If you are showing up as the head hooper each week and have some flight time under your belt, it's likely that folks seeing new moves will ask for some instruction. If one person tries, another is going to join in. Soon it will be just like a class!
Teaching people new hoop moves is a blast, but, if you were hoping to get a place to jam with other hoopers, it can be tough to be in teacher mode the whole time - especially if the group is a free get together. Have a plan in place if you don't want to teach the whole time; as in, the first half hour is "free teach" for Q&A and instruction, but the last half hour is for free spin time.
If it is in a park or school, it's also important to keep an eye on the kiddies. Some times they may not understand that the hoops are only to be borrowed, and I'v had hoops walk away from me more than once during larger jams.
Anyone attending the group who is meaning rude, disrespectful or disruptive - don't hesitate to ask them to leave. In my experience, the only rude folks were the ones who were doing so out of embarrassment or anxiety - but that is no excuse to make the group feel uncomfortable. It can be rough to ask someone to leave, especially when the event is so casual, but just asking them to please let the group operate in a friendly environment, as intended, can help.
Asking for help keeping a look out for hoops from any regular hoopers and taking a minute at the start of the jam to go over basic ground rules can make jams run much more smoothly. If new folks walk up, introduce yourself and let them know what's up.

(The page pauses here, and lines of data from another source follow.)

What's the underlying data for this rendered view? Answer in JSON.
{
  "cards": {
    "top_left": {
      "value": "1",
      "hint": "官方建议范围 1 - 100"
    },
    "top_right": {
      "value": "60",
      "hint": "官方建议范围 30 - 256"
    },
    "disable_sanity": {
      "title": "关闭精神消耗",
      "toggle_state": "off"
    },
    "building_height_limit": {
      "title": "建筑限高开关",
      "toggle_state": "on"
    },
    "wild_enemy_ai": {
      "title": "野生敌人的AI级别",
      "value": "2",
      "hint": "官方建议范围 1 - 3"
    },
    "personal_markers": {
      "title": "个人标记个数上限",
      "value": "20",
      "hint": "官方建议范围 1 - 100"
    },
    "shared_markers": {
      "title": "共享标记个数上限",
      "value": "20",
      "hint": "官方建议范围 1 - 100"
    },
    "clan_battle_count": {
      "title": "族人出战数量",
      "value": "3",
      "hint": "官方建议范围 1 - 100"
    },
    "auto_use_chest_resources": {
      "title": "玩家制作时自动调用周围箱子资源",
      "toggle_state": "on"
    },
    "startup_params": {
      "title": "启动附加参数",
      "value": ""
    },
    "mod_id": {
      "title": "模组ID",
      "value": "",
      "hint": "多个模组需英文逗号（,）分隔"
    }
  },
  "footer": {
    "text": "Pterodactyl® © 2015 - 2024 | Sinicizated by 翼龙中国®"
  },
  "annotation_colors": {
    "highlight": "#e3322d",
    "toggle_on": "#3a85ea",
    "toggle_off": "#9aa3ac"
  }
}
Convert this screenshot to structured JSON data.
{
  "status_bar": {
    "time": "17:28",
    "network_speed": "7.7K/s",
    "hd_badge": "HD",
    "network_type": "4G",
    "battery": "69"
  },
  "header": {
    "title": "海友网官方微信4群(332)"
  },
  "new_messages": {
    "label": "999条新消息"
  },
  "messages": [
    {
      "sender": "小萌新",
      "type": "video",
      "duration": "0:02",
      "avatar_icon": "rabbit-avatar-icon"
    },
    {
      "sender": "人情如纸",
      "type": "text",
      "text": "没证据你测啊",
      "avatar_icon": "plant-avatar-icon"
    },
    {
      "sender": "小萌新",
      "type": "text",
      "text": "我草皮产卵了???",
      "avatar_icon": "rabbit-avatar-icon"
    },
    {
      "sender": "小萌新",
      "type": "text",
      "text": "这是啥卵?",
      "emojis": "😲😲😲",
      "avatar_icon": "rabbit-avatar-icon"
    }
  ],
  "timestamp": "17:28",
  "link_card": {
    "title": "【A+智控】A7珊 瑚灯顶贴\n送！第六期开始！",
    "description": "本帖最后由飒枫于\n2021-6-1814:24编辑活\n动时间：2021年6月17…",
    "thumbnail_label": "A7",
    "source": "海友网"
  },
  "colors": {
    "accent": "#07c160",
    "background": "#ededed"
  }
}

Hoop jams can be a great time and a wonderful way to build a new community. With hard work, a great attitude, and dedication you never know how it will grow. If you start one up, remember have fun, be consistent, be you and happy hooping!